▶ [Exercise instructions]: Repeat the records exactly, so that each line matches the original.

Data records for software interfaces:
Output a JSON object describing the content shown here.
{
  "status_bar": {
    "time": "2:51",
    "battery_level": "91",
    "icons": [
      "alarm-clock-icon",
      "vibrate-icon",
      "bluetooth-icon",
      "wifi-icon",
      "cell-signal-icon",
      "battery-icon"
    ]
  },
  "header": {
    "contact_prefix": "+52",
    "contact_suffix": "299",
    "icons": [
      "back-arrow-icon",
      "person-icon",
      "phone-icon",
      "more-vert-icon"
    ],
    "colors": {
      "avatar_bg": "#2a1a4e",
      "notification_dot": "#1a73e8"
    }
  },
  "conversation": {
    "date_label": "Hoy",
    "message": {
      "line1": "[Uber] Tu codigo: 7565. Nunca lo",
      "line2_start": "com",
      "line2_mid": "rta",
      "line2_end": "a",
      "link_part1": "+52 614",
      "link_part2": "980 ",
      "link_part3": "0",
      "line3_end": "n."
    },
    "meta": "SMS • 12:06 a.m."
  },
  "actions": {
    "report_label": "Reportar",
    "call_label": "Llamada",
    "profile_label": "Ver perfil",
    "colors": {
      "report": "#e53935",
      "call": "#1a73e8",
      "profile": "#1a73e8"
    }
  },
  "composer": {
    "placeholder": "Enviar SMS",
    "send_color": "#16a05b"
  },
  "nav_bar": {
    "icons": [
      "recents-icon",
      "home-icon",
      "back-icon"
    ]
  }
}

▶ [Solution to this exercise]:
Output a JSON object describing the content shown here.
{
  "status_bar": {
    "time": "2:51",
    "battery_level": "91",
    "icons": [
      "alarm-clock-icon",
      "vibrate-icon",
      "bluetooth-icon",
      "wifi-icon",
      "cell-signal-icon",
      "battery-icon"
    ]
  },
  "header": {
    "contact_prefix": "+52",
    "contact_suffix": "299",
    "icons": [
      "back-arrow-icon",
      "person-icon",
      "phone-icon",
      "more-vert-icon"
    ],
    "colors": {
      "avatar_bg": "#2a1a4e",
      "notification_dot": "#1a73e8"
    }
  },
  "conversation": {
    "date_label": "Hoy",
    "message": {
      "line1": "[Uber] Tu codigo: 7565. Nunca lo",
      "line2_start": "com",
      "line2_mid": "rta",
      "line2_end": "a",
      "link_part1": "+52 614",
      "link_part2": "980 ",
      "link_part3": "0",
      "line3_end": "n."
    },
    "meta": "SMS • 12:06 a.m."
  },
  "actions": {
    "report_label": "Reportar",
    "call_label": "Llamada",
    "profile_label": "Ver perfil",
    "colors": {
      "report": "#e53935",
      "call": "#1a73e8",
      "profile": "#1a73e8"
    }
  },
  "composer": {
    "placeholder": "Enviar SMS",
    "send_color": "#16a05b"
  },
  "nav_bar": {
    "icons": [
      "recents-icon",
      "home-icon",
      "back-icon"
    ]
  }
}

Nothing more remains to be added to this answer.